Consider this Scenario
Your friend Lucy is a US resident who bought a British bond at par with a £10,000 value at maturity. The bond was exactly one year from maturity at the time she purchased it and it pays a 2% semi-annual coupon. There are two coupon payments remaining including the payment at maturity.
At the time of purchase the currency exchange rate was $1.40 US Dollars to £1.00 British pounds.
The exchange rate was $1.35 US dollars to £1.00 pounds at the time of the first coupon payment.
The bond will mature today, and the exchange rate is now $1.30 US dollars to £1.00 British pounds.
Lucy believes she made money in US dollar terms on this transaction even though the bond trades in a foreign currency. After all, she bought the bond at par, received two coupon payments and received the proceeds at par.
Did Lucy make money in US dollar terms on this transaction? How much money did she make or lose?
- Lucy lost a total of $200 on the transaction
- Lucy lost a total of $735 on the transaction
- Lucy gained a total of $200 on the transaction
- Lucy gained a total of $735 on the transaction
B is the best answer.
Lucy purchased the bond for £10,000 or $14,000 (£10,000 x $1.40) since £1 = $1.4 US Dollars
Lucy received a coupon payment for £100 (£10,000 x 0.02 /2 = £100). Converting to US dollars, she received $135 (£100 x $1.35 = $135).
Lucy received maturity proceeds of £10,000 or $13,000 (£10,000 x $1.30) and a coupon payment of £100 or $130 (£100 x $1.30 = $130).
Lucy paid $14,000 and received $13,000 in maturity proceeds and $265 ($130 + $135) in coupon payments. So, Lucy lost $735 on the transaction due to changes in the exchange rate.
An investor is subject to currency risk whenever they own an investment that is denominated in a foreign currency. In this example, Lucy lost money on the transaction solely due to the change in exchange rates between US dollars and British pounds.

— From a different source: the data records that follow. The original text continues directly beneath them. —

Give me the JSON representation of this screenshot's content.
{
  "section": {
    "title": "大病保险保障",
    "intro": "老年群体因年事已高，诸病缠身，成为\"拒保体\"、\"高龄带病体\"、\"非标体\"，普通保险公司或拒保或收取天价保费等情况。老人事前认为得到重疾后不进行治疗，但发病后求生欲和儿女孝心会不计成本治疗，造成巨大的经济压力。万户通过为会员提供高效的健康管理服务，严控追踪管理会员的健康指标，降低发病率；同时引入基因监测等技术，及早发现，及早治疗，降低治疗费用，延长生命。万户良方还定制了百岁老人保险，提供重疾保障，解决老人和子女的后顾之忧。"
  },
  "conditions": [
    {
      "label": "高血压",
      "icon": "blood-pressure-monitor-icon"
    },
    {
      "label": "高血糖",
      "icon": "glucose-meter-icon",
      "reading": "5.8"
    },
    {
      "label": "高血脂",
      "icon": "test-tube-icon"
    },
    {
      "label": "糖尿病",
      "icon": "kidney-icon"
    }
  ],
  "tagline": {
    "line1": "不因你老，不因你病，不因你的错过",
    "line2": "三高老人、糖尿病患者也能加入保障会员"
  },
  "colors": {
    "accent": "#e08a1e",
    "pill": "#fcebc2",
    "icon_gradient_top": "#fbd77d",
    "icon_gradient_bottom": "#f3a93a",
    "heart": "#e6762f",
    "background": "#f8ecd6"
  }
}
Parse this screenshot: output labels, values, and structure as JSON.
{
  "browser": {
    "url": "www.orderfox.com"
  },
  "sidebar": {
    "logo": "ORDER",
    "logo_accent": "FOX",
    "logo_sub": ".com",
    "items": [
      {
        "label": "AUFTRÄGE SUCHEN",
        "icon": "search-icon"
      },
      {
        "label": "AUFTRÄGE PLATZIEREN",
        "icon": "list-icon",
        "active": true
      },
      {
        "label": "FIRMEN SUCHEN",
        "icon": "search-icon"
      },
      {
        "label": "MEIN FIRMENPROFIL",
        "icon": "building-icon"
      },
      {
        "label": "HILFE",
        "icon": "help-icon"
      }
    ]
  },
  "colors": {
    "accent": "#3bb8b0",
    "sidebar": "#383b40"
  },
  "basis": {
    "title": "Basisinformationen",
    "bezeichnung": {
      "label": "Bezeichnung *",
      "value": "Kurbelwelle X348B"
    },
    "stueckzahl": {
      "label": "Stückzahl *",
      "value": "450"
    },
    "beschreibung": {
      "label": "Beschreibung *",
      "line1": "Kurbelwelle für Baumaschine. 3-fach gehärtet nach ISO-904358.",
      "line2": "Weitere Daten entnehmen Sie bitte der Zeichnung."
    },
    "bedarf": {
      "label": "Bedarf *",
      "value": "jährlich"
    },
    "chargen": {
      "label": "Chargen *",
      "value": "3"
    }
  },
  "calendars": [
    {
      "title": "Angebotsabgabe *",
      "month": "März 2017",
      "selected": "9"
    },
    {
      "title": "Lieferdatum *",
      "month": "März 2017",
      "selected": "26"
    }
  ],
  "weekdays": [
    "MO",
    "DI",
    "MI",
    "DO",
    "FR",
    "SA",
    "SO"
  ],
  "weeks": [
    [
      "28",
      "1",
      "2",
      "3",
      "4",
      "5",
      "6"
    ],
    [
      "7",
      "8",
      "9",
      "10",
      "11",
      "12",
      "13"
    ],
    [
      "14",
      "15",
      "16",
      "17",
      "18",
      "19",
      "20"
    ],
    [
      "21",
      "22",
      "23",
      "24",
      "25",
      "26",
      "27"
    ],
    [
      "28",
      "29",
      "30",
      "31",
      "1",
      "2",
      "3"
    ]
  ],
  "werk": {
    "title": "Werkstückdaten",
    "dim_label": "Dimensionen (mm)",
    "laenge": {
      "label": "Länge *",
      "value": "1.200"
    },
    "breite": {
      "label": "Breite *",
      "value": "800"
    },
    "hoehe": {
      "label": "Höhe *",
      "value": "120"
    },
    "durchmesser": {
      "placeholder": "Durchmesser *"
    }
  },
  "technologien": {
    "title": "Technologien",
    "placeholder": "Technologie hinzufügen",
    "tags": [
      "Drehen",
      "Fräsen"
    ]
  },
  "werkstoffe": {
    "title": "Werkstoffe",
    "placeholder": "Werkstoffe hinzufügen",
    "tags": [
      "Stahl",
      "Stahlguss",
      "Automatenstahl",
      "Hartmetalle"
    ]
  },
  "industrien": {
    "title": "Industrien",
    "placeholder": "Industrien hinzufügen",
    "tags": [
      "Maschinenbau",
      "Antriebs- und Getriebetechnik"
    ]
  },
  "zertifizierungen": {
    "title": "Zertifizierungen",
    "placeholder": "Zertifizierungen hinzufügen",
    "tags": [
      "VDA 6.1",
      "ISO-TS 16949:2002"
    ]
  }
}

US Investors can avoid currency risk in foreign bonds by purchasing dollar denominated foreign bonds. Investors can also hedge against currency movements by using options strategies, but these types of strategies are typically very complex and prohibitively expensive for a non-institutional investor. Lucy should consider working with a financial advisor who can help her understand the different risks in her portfolio.